─── RECORDS TO PROCESS
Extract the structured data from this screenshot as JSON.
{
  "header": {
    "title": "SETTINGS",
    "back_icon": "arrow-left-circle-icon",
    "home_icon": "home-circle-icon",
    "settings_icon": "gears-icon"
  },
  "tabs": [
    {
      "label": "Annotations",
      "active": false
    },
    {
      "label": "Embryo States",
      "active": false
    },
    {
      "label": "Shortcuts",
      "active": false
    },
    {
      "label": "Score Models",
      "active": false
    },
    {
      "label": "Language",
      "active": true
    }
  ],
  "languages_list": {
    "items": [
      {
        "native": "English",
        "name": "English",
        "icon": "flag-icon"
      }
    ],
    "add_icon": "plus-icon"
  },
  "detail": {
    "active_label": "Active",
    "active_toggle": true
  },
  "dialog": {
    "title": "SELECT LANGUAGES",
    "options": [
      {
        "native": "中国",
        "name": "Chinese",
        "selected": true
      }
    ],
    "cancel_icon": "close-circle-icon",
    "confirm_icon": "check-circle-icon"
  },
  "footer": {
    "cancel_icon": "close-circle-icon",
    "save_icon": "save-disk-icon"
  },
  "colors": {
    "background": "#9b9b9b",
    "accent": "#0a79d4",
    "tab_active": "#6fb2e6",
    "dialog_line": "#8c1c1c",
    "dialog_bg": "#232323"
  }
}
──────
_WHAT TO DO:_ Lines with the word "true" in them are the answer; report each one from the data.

_REPLY TO THE TASK:_
      "active": true
    "active_toggle": true
        "selected": true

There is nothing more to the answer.